This workshop aims to cover recent developments in the emerging area of “learning-based”
algorithms (aka data driven algorithms, algorithms with predictions, learning augmented algorithms).
These methods incorporate machine learning “oracles” to adapt their behavior to the properties
of the input distribution and consequently improve their performance, such as runtime, space or quality of the solution.
The field has blossomed with applications to classical streaming algorithms, online scheduling, clustering, and many
others. All of these methods guarantee improved performance when the predictions are good, and maintain nearly identical
worst-case guarantees when they are not.
The workshop will cover recent advances of this topic in different domains including learning theory, online algorithms,
streaming algorithms and data structures.
Edith Cohen (Google Mountain View and Tel Aviv University)
Ravi Kumar (Google Mountain View)
Michael Mitzenmacher (Harvard University)
Tim Roughgarden (Columbia University)
Schedule
Friday, June 26th (in EST)
01:00 -- 01:10
Sergei Vassilvitskii
Opening Remarks
01:10 -- 01:50
Tim Roughgarden
Data-Driven Algorithm Design
The best algorithm for a computational problem generally depends on the “relevant
inputs”, a concept that depends on the application domain and often defies formal
articulation. While there is a large literature on empirical approaches to selecting the
best algorithm for a given application domain, there has been surprisingly little theoretical
analysis of the problem.
We adapt concepts from statistical and online learning theory to reason about
application-specific algorithm selection. Our models are straightforward to understand,
but also expressive enough to capture several existing approaches in the theoretical computer
science and AI communities, ranging from self-improving algorithms to empirical performance
models. We present one framework that models algorithm selection as a statistical learning
problem, and our work here shows that dimension notions from statistical learning theory,
historically used to measure the complexity of classes of binary- and real-valued functions,
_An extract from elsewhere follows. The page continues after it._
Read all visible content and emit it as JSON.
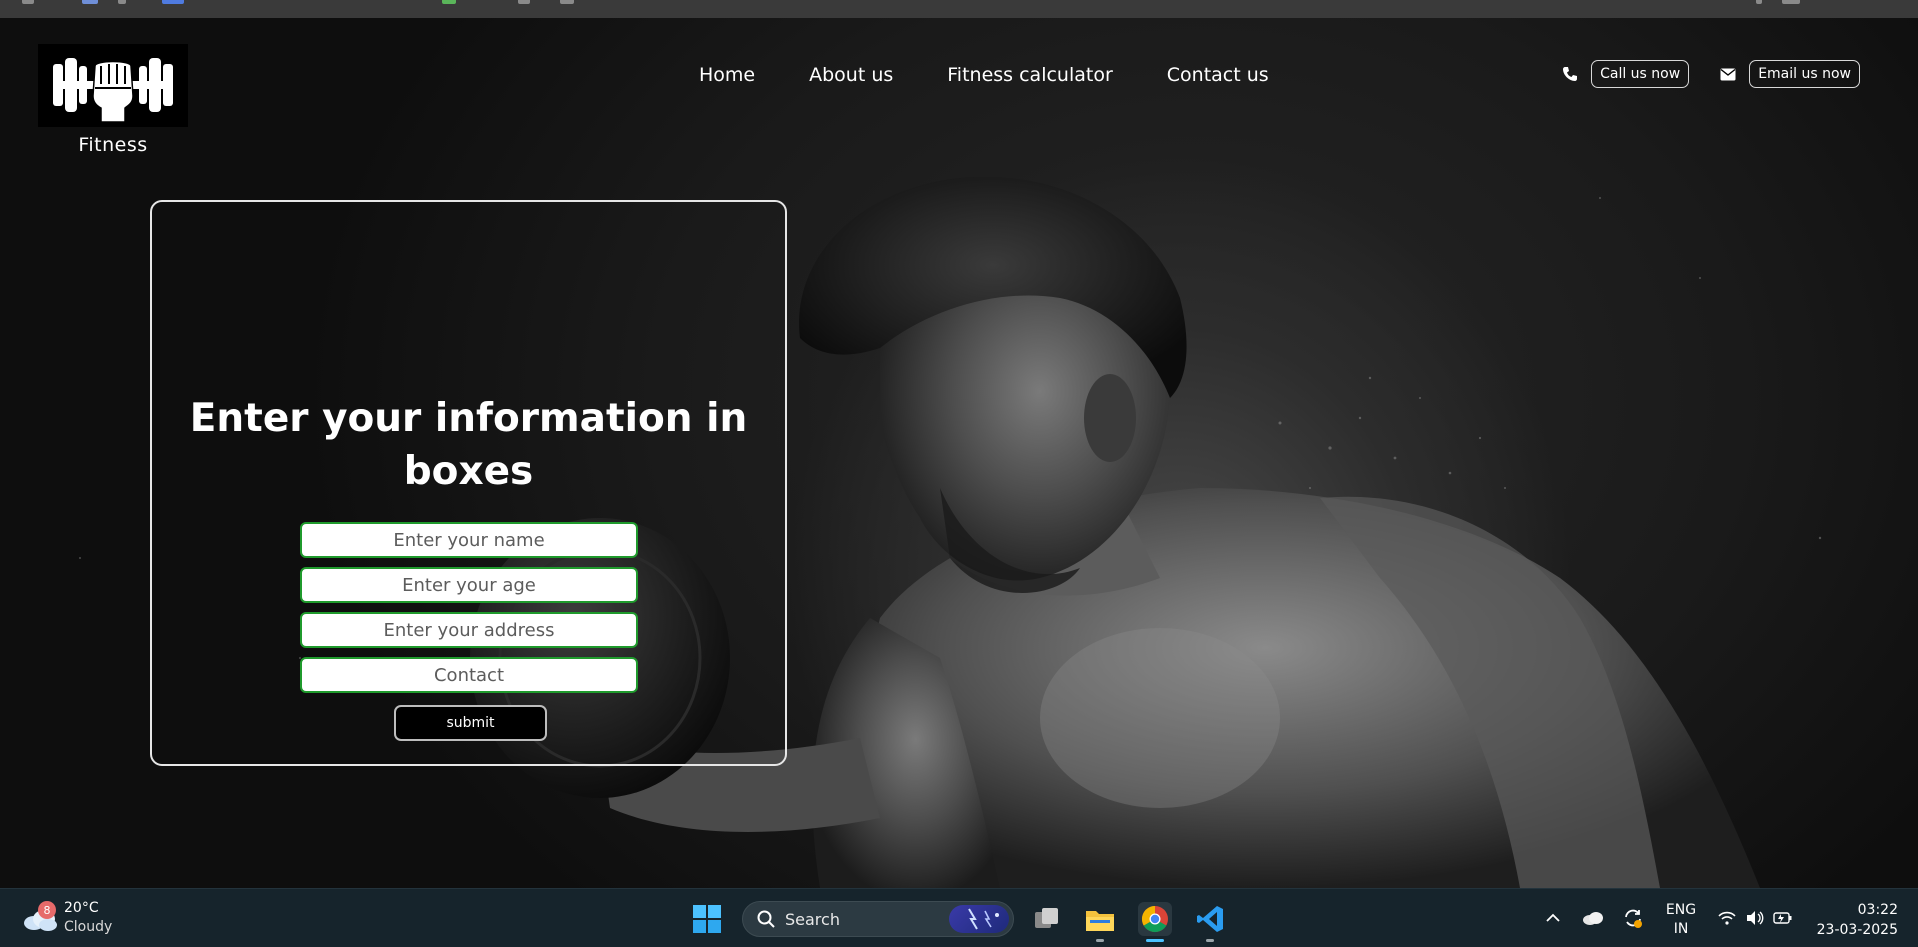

are relevant in a much broader algorithmic context. We also study the online version of the
algorithm selection problem, and give possibility and impossibility results for the existence
of no-regret learning algorithms.
Joint work with Rishi Gupta.
01:50 -- 02:30
Edith Cohen
Sketching Functions of Frequencies: Beyond the Worst Case
Recently there has been increased interest in using machine learning techniques to improve
classical algorithms. We study when it is possible to construct compact, composable sketches
for weighted sampling and statistics estimation according to functions of data frequencies.
Such structures are now central components of large-scale data analytics and machine learning
pipelines. However, many common functions, such as thresholds and p-th frequency moments with
p>2, are known to require polynomial size sketches in the worst case. We explore performance
beyond the worst case under two different types of assumptions. The first is having access to
noisy advice on item frequencies. This continues the line of work of Hsu et al (ICLR 2019),
who assume predictions are provided by a machine learning model. The second is providing
guaranteed performance on a restricted class of input frequency distributions that are better
aligned with what is observed in practice. This extends the work on heavy hitters under
Zipfian distributions in a seminal paper of Charikar et al (ESA 2002). Surprisingly, we show
analytically and empirically that “in practice” small polylogarithmic-size
sketches provide accuracy for “hard” functions.
Joint work with Ofir Geri (Stanford) and Rasmus Pagh
(IT University of Copenhagen, BARC, and Google Research)
02:30 -- 02:40
Coffee Break
02:40 -- 03:20
Ravi Kumar
Learning-Augmented Online Learning
We consider the problem of online linear optimization with hints and show near-optimal regret
bounds in terms of the “goodness” of the hints.
Joint work with Aditya Bhaskara, Ashok Cutkosky, Manish Purohit.
03:20 -- 04:00
Michael Mitzenmacher
Works in Progress: Queues with Predictions and the Partitioned Learned Bloom Filter
We review some past work on Algorithms with Predictions and provide some updates on “work in progress”.
We first review recent results on queues that use predictions on job sizes, and discuss in progress work on 1) queues
with predictions in the setting of the power of two choices 2) queues with very small prediction-based advice.
We also review the learned Bloom filter and explain how to make better use of the learned models used by using multiple
Bloom filters for different score ranges, and show this partitioned learned Bloom filter can yield significantly better
results.
The talk includes joint work with Matteo Dell'Amico (predictions with multiple queues), and with Kapil Vaidya, Tim Kraska, and Eric Knorr (partitioned learned Bloom filters).
Resources:
Machine Learning for Algorithm Design
by Eric Balkanski, Fall 2020 (Columbia University).
[course webpage]
Learning-Augmented Algorithms (6.890)
by Piotr Indyk and Costis Daskalakis, Spring 2019 (MIT).
[course webpage]